> **Work instructions**
If an entry holds a picture, leave the picture out and copy the rest of the listing exactly.
---*---
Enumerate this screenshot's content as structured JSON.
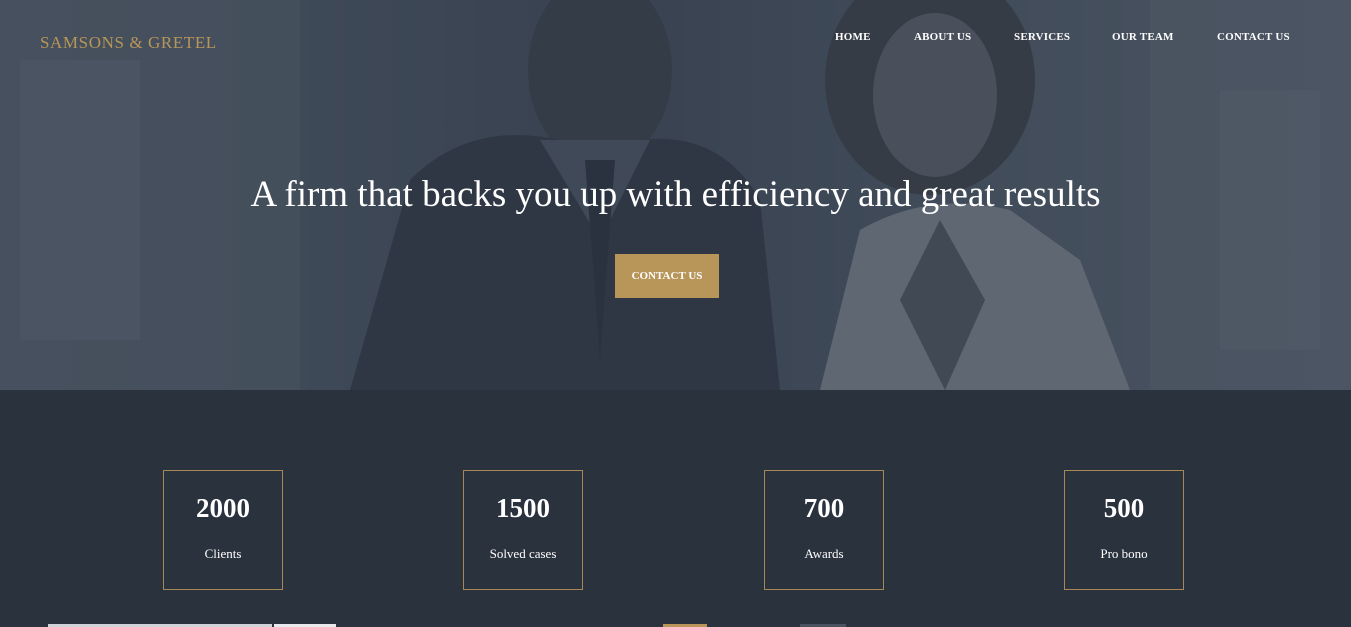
{
  "brand": {
    "name": "SAMSONS & GRETEL"
  },
  "nav": {
    "items": [
      {
        "label": "HOME"
      },
      {
        "label": "ABOUT US"
      },
      {
        "label": "SERVICES"
      },
      {
        "label": "OUR TEAM"
      },
      {
        "label": "CONTACT US"
      }
    ]
  },
  "hero": {
    "headline": "A firm that backs you up with efficiency and great results",
    "cta_label": "CONTACT US"
  },
  "stats": [
    {
      "value": "2000",
      "label": "Clients"
    },
    {
      "value": "1500",
      "label": "Solved cases"
    },
    {
      "value": "700",
      "label": "Awards"
    },
    {
      "value": "500",
      "label": "Pro bono"
    }
  ],
  "colors": {
    "accent": "#b8965a",
    "background": "#2a323d",
    "text": "#ffffff"
  }
}
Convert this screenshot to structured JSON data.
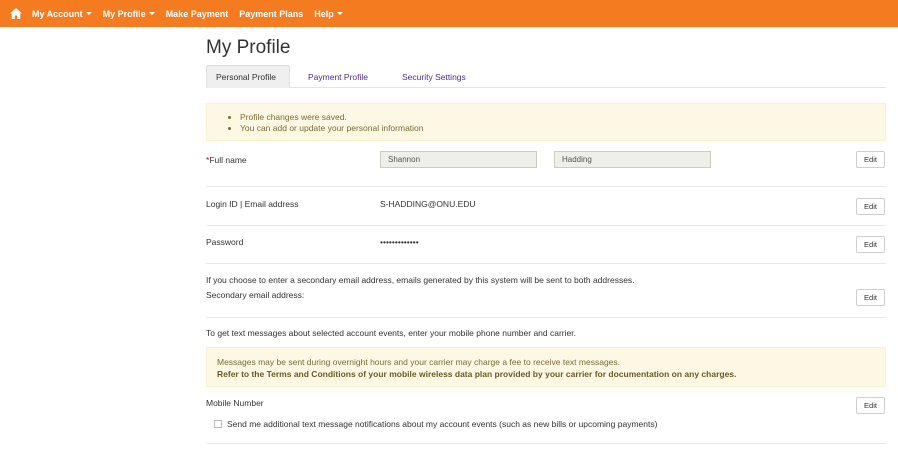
{
  "nav": {
    "items": [
      {
        "label": "My Account",
        "dropdown": true
      },
      {
        "label": "My Profile",
        "dropdown": true
      },
      {
        "label": "Make Payment",
        "dropdown": false
      },
      {
        "label": "Payment Plans",
        "dropdown": false
      },
      {
        "label": "Help",
        "dropdown": true
      }
    ]
  },
  "page": {
    "title": "My Profile"
  },
  "tabs": [
    {
      "label": "Personal Profile",
      "active": true
    },
    {
      "label": "Payment Profile",
      "active": false
    },
    {
      "label": "Security Settings",
      "active": false
    }
  ],
  "alert_saved": {
    "items": [
      "Profile changes were saved.",
      "You can add or update your personal information"
    ]
  },
  "full_name": {
    "required_mark": "*",
    "label": "Full name",
    "first": "Shannon",
    "last": "Hadding",
    "edit_label": "Edit"
  },
  "login": {
    "label": "Login ID | Email address",
    "value": "S-HADDING@ONU.EDU",
    "edit_label": "Edit"
  },
  "password": {
    "label": "Password",
    "value": "•••••••••••••",
    "edit_label": "Edit"
  },
  "secondary_email": {
    "info": "If you choose to enter a secondary email address, emails generated by this system will be sent to both addresses.",
    "label": "Secondary email address:",
    "edit_label": "Edit"
  },
  "text_messages": {
    "info": "To get text messages about selected account events, enter your mobile phone number and carrier.",
    "warning_line1": "Messages may be sent during overnight hours and your carrier may charge a fee to receive text messages.",
    "warning_line2": "Refer to the Terms and Conditions of your mobile wireless data plan provided by your carrier for documentation on any charges."
  },
  "mobile": {
    "label": "Mobile Number",
    "edit_label": "Edit",
    "checkbox_label": "Send me additional text message notifications about my account events (such as new bills or upcoming payments)",
    "checked": false
  },
  "colors": {
    "navbar": "#f47b20",
    "alert_bg": "#fcf8e3",
    "tab_link": "#4b2c8a"
  }
}
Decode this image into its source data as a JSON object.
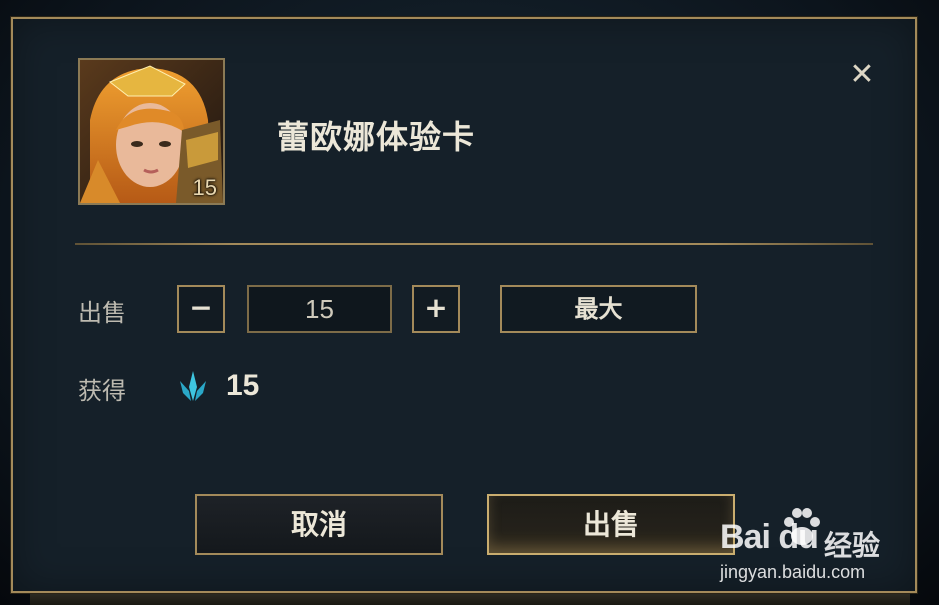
{
  "dialog": {
    "item_name": "蕾欧娜体验卡",
    "item_count": "15",
    "close_symbol": "✕",
    "sell_label": "出售",
    "gain_label": "获得",
    "minus_symbol": "−",
    "plus_symbol": "+",
    "quantity_value": "15",
    "max_label": "最大",
    "gain_value": "15",
    "gain_icon": "blue-essence-icon",
    "cancel_label": "取消",
    "confirm_label": "出售"
  },
  "colors": {
    "dialog_bg": "#152029",
    "gold_border": "#a38a5a",
    "essence_blue": "#3ec6e0",
    "text_primary": "#ece7d8"
  },
  "watermark": {
    "brand_latin": "Bai du",
    "brand_cn": "经验",
    "url": "jingyan.baidu.com"
  }
}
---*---
> **Your response**
Enumerate this screenshot's content as structured JSON.
{
  "brand": {
    "name": "SAMSONS & GRETEL"
  },
  "nav": {
    "items": [
      {
        "label": "HOME"
      },
      {
        "label": "ABOUT US"
      },
      {
        "label": "SERVICES"
      },
      {
        "label": "OUR TEAM"
      },
      {
        "label": "CONTACT US"
      }
    ]
  },
  "hero": {
    "headline": "A firm that backs you up with efficiency and great results",
    "cta_label": "CONTACT US"
  },
  "stats": [
    {
      "value": "2000",
      "label": "Clients"
    },
    {
      "value": "1500",
      "label": "Solved cases"
    },
    {
      "value": "700",
      "label": "Awards"
    },
    {
      "value": "500",
      "label": "Pro bono"
    }
  ],
  "colors": {
    "accent": "#b8965a",
    "background": "#2a323d",
    "text": "#ffffff"
  }
}
Convert this screenshot to structured JSON data.
{
  "nav": {
    "items": [
      {
        "label": "My Account",
        "dropdown": true
      },
      {
        "label": "My Profile",
        "dropdown": true
      },
      {
        "label": "Make Payment",
        "dropdown": false
      },
      {
        "label": "Payment Plans",
        "dropdown": false
      },
      {
        "label": "Help",
        "dropdown": true
      }
    ]
  },
  "page": {
    "title": "My Profile"
  },
  "tabs": [
    {
      "label": "Personal Profile",
      "active": true
    },
    {
      "label": "Payment Profile",
      "active": false
    },
    {
      "label": "Security Settings",
      "active": false
    }
  ],
  "alert_saved": {
    "items": [
      "Profile changes were saved.",
      "You can add or update your personal information"
    ]
  },
  "full_name": {
    "required_mark": "*",
    "label": "Full name",
    "first": "Shannon",
    "last": "Hadding",
    "edit_label": "Edit"
  },
  "login": {
    "label": "Login ID | Email address",
    "value": "S-HADDING@ONU.EDU",
    "edit_label": "Edit"
  },
  "password": {
    "label": "Password",
    "value": "•••••••••••••",
    "edit_label": "Edit"
  },
  "secondary_email": {
    "info": "If you choose to enter a secondary email address, emails generated by this system will be sent to both addresses.",
    "label": "Secondary email address:",
    "edit_label": "Edit"
  },
  "text_messages": {
    "info": "To get text messages about selected account events, enter your mobile phone number and carrier.",
    "warning_line1": "Messages may be sent during overnight hours and your carrier may charge a fee to receive text messages.",
    "warning_line2": "Refer to the Terms and Conditions of your mobile wireless data plan provided by your carrier for documentation on any charges."
  },
  "mobile": {
    "label": "Mobile Number",
    "edit_label": "Edit",
    "checkbox_label": "Send me additional text message notifications about my account events (such as new bills or upcoming payments)",
    "checked": false
  },
  "colors": {
    "navbar": "#f47b20",
    "alert_bg": "#fcf8e3",
    "tab_link": "#4b2c8a"
  }
}
Decode this image into its source data as a JSON object.
{
  "dialog": {
    "item_name": "蕾欧娜体验卡",
    "item_count": "15",
    "close_symbol": "✕",
    "sell_label": "出售",
    "gain_label": "获得",
    "minus_symbol": "−",
    "plus_symbol": "+",
    "quantity_value": "15",
    "max_label": "最大",
    "gain_value": "15",
    "gain_icon": "blue-essence-icon",
    "cancel_label": "取消",
    "confirm_label": "出售"
  },
  "colors": {
    "dialog_bg": "#152029",
    "gold_border": "#a38a5a",
    "essence_blue": "#3ec6e0",
    "text_primary": "#ece7d8"
  },
  "watermark": {
    "brand_latin": "Bai du",
    "brand_cn": "经验",
    "url": "jingyan.baidu.com"
  }
}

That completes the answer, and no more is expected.